Entries from a dataset of interfaces:
↓↓↓
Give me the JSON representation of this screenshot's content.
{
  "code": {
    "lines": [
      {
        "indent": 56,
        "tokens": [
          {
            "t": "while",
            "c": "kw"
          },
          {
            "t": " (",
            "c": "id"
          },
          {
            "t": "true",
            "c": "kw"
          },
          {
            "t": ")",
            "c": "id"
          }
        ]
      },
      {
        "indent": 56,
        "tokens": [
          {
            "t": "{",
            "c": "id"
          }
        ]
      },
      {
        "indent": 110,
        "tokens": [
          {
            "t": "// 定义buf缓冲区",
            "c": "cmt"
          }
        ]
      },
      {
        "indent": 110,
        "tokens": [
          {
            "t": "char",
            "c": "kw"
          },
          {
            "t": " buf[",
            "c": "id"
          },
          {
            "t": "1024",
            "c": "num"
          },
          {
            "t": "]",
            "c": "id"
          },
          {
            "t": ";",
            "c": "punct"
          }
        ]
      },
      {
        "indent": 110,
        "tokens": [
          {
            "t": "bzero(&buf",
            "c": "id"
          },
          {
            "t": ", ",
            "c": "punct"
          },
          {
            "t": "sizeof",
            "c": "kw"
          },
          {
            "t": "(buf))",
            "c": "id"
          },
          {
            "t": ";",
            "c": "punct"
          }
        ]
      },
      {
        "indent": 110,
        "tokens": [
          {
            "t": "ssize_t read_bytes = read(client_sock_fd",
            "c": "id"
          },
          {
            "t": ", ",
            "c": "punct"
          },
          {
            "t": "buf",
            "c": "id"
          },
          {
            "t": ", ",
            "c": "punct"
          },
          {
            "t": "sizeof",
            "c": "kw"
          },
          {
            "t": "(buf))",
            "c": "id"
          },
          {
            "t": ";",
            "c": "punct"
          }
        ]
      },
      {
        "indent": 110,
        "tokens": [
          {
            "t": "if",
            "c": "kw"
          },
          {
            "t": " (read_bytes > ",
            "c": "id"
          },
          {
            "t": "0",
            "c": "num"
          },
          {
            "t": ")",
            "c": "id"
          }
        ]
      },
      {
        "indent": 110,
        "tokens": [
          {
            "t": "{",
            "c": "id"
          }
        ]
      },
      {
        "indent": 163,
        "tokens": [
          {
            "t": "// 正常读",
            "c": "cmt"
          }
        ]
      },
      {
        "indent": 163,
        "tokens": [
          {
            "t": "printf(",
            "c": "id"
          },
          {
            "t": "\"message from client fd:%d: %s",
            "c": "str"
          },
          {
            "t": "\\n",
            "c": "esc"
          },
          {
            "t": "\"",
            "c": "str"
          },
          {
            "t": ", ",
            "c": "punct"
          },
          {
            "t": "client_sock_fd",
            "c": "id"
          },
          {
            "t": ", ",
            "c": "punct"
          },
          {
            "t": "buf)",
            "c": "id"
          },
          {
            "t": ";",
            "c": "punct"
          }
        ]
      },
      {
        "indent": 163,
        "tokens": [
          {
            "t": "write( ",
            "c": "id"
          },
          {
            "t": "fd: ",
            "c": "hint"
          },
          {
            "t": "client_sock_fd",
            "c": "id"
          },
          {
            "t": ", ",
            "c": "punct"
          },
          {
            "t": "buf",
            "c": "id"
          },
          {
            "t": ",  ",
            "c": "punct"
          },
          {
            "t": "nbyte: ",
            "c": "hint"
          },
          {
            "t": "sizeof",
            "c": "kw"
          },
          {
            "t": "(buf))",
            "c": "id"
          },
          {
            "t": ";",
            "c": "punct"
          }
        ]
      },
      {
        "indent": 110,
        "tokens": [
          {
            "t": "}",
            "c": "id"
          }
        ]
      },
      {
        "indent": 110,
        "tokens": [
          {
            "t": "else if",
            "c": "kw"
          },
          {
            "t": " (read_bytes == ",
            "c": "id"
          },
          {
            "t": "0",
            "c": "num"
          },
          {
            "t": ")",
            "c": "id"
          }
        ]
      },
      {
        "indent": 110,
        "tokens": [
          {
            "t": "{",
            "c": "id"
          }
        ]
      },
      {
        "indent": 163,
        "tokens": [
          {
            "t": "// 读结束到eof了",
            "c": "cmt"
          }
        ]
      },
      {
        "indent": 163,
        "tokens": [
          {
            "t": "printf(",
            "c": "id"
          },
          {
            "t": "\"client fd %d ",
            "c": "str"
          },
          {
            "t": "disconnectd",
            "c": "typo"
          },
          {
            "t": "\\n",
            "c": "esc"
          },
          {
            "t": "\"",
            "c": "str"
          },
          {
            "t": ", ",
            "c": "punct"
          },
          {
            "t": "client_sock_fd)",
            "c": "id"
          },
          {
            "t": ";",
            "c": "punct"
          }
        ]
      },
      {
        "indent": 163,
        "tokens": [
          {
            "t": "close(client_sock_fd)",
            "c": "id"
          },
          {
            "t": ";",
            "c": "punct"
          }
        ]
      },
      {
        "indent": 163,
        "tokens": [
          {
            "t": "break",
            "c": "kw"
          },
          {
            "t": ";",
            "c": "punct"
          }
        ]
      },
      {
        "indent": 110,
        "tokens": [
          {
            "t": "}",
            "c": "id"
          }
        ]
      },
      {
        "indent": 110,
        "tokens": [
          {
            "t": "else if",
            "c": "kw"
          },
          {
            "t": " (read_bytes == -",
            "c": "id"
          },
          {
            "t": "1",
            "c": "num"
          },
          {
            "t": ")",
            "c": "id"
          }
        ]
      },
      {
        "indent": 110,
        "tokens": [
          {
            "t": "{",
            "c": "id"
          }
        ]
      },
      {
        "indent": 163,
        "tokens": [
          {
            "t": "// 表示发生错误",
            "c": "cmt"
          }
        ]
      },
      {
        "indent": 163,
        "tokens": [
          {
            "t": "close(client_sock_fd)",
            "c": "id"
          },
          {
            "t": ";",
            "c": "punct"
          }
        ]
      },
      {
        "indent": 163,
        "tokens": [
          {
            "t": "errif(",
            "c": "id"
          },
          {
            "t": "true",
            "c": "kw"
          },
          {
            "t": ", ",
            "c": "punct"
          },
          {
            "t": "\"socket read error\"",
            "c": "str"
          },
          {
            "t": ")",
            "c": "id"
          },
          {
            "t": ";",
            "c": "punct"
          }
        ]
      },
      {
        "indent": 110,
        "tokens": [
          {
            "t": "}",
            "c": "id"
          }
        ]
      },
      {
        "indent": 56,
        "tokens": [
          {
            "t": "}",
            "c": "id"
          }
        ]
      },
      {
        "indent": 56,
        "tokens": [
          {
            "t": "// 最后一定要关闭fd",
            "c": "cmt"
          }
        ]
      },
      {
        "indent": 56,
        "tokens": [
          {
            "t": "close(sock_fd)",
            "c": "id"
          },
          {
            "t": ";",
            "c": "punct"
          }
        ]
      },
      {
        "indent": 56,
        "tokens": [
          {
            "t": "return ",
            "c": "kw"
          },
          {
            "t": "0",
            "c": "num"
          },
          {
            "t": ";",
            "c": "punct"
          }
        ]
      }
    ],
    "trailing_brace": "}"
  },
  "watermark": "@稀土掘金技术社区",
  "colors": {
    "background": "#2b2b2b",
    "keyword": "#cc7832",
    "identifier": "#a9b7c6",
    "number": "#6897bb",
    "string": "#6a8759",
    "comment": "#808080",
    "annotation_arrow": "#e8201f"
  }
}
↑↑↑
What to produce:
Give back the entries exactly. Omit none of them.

Exercise response:
Give me the JSON representation of this screenshot's content.
{
  "code": {
    "lines": [
      {
        "indent": 56,
        "tokens": [
          {
            "t": "while",
            "c": "kw"
          },
          {
            "t": " (",
            "c": "id"
          },
          {
            "t": "true",
            "c": "kw"
          },
          {
            "t": ")",
            "c": "id"
          }
        ]
      },
      {
        "indent": 56,
        "tokens": [
          {
            "t": "{",
            "c": "id"
          }
        ]
      },
      {
        "indent": 110,
        "tokens": [
          {
            "t": "// 定义buf缓冲区",
            "c": "cmt"
          }
        ]
      },
      {
        "indent": 110,
        "tokens": [
          {
            "t": "char",
            "c": "kw"
          },
          {
            "t": " buf[",
            "c": "id"
          },
          {
            "t": "1024",
            "c": "num"
          },
          {
            "t": "]",
            "c": "id"
          },
          {
            "t": ";",
            "c": "punct"
          }
        ]
      },
      {
        "indent": 110,
        "tokens": [
          {
            "t": "bzero(&buf",
            "c": "id"
          },
          {
            "t": ", ",
            "c": "punct"
          },
          {
            "t": "sizeof",
            "c": "kw"
          },
          {
            "t": "(buf))",
            "c": "id"
          },
          {
            "t": ";",
            "c": "punct"
          }
        ]
      },
      {
        "indent": 110,
        "tokens": [
          {
            "t": "ssize_t read_bytes = read(client_sock_fd",
            "c": "id"
          },
          {
            "t": ", ",
            "c": "punct"
          },
          {
            "t": "buf",
            "c": "id"
          },
          {
            "t": ", ",
            "c": "punct"
          },
          {
            "t": "sizeof",
            "c": "kw"
          },
          {
            "t": "(buf))",
            "c": "id"
          },
          {
            "t": ";",
            "c": "punct"
          }
        ]
      },
      {
        "indent": 110,
        "tokens": [
          {
            "t": "if",
            "c": "kw"
          },
          {
            "t": " (read_bytes > ",
            "c": "id"
          },
          {
            "t": "0",
            "c": "num"
          },
          {
            "t": ")",
            "c": "id"
          }
        ]
      },
      {
        "indent": 110,
        "tokens": [
          {
            "t": "{",
            "c": "id"
          }
        ]
      },
      {
        "indent": 163,
        "tokens": [
          {
            "t": "// 正常读",
            "c": "cmt"
          }
        ]
      },
      {
        "indent": 163,
        "tokens": [
          {
            "t": "printf(",
            "c": "id"
          },
          {
            "t": "\"message from client fd:%d: %s",
            "c": "str"
          },
          {
            "t": "\\n",
            "c": "esc"
          },
          {
            "t": "\"",
            "c": "str"
          },
          {
            "t": ", ",
            "c": "punct"
          },
          {
            "t": "client_sock_fd",
            "c": "id"
          },
          {
            "t": ", ",
            "c": "punct"
          },
          {
            "t": "buf)",
            "c": "id"
          },
          {
            "t": ";",
            "c": "punct"
          }
        ]
      },
      {
        "indent": 163,
        "tokens": [
          {
            "t": "write( ",
            "c": "id"
          },
          {
            "t": "fd: ",
            "c": "hint"
          },
          {
            "t": "client_sock_fd",
            "c": "id"
          },
          {
            "t": ", ",
            "c": "punct"
          },
          {
            "t": "buf",
            "c": "id"
          },
          {
            "t": ",  ",
            "c": "punct"
          },
          {
            "t": "nbyte: ",
            "c": "hint"
          },
          {
            "t": "sizeof",
            "c": "kw"
          },
          {
            "t": "(buf))",
            "c": "id"
          },
          {
            "t": ";",
            "c": "punct"
          }
        ]
      },
      {
        "indent": 110,
        "tokens": [
          {
            "t": "}",
            "c": "id"
          }
        ]
      },
      {
        "indent": 110,
        "tokens": [
          {
            "t": "else if",
            "c": "kw"
          },
          {
            "t": " (read_bytes == ",
            "c": "id"
          },
          {
            "t": "0",
            "c": "num"
          },
          {
            "t": ")",
            "c": "id"
          }
        ]
      },
      {
        "indent": 110,
        "tokens": [
          {
            "t": "{",
            "c": "id"
          }
        ]
      },
      {
        "indent": 163,
        "tokens": [
          {
            "t": "// 读结束到eof了",
            "c": "cmt"
          }
        ]
      },
      {
        "indent": 163,
        "tokens": [
          {
            "t": "printf(",
            "c": "id"
          },
          {
            "t": "\"client fd %d ",
            "c": "str"
          },
          {
            "t": "disconnectd",
            "c": "typo"
          },
          {
            "t": "\\n",
            "c": "esc"
          },
          {
            "t": "\"",
            "c": "str"
          },
          {
            "t": ", ",
            "c": "punct"
          },
          {
            "t": "client_sock_fd)",
            "c": "id"
          },
          {
            "t": ";",
            "c": "punct"
          }
        ]
      },
      {
        "indent": 163,
        "tokens": [
          {
            "t": "close(client_sock_fd)",
            "c": "id"
          },
          {
            "t": ";",
            "c": "punct"
          }
        ]
      },
      {
        "indent": 163,
        "tokens": [
          {
            "t": "break",
            "c": "kw"
          },
          {
            "t": ";",
            "c": "punct"
          }
        ]
      },
      {
        "indent": 110,
        "tokens": [
          {
            "t": "}",
            "c": "id"
          }
        ]
      },
      {
        "indent": 110,
        "tokens": [
          {
            "t": "else if",
            "c": "kw"
          },
          {
            "t": " (read_bytes == -",
            "c": "id"
          },
          {
            "t": "1",
            "c": "num"
          },
          {
            "t": ")",
            "c": "id"
          }
        ]
      },
      {
        "indent": 110,
        "tokens": [
          {
            "t": "{",
            "c": "id"
          }
        ]
      },
      {
        "indent": 163,
        "tokens": [
          {
            "t": "// 表示发生错误",
            "c": "cmt"
          }
        ]
      },
      {
        "indent": 163,
        "tokens": [
          {
            "t": "close(client_sock_fd)",
            "c": "id"
          },
          {
            "t": ";",
            "c": "punct"
          }
        ]
      },
      {
        "indent": 163,
        "tokens": [
          {
            "t": "errif(",
            "c": "id"
          },
          {
            "t": "true",
            "c": "kw"
          },
          {
            "t": ", ",
            "c": "punct"
          },
          {
            "t": "\"socket read error\"",
            "c": "str"
          },
          {
            "t": ")",
            "c": "id"
          },
          {
            "t": ";",
            "c": "punct"
          }
        ]
      },
      {
        "indent": 110,
        "tokens": [
          {
            "t": "}",
            "c": "id"
          }
        ]
      },
      {
        "indent": 56,
        "tokens": [
          {
            "t": "}",
            "c": "id"
          }
        ]
      },
      {
        "indent": 56,
        "tokens": [
          {
            "t": "// 最后一定要关闭fd",
            "c": "cmt"
          }
        ]
      },
      {
        "indent": 56,
        "tokens": [
          {
            "t": "close(sock_fd)",
            "c": "id"
          },
          {
            "t": ";",
            "c": "punct"
          }
        ]
      },
      {
        "indent": 56,
        "tokens": [
          {
            "t": "return ",
            "c": "kw"
          },
          {
            "t": "0",
            "c": "num"
          },
          {
            "t": ";",
            "c": "punct"
          }
        ]
      }
    ],
    "trailing_brace": "}"
  },
  "watermark": "@稀土掘金技术社区",
  "colors": {
    "background": "#2b2b2b",
    "keyword": "#cc7832",
    "identifier": "#a9b7c6",
    "number": "#6897bb",
    "string": "#6a8759",
    "comment": "#808080",
    "annotation_arrow": "#e8201f"
  }
}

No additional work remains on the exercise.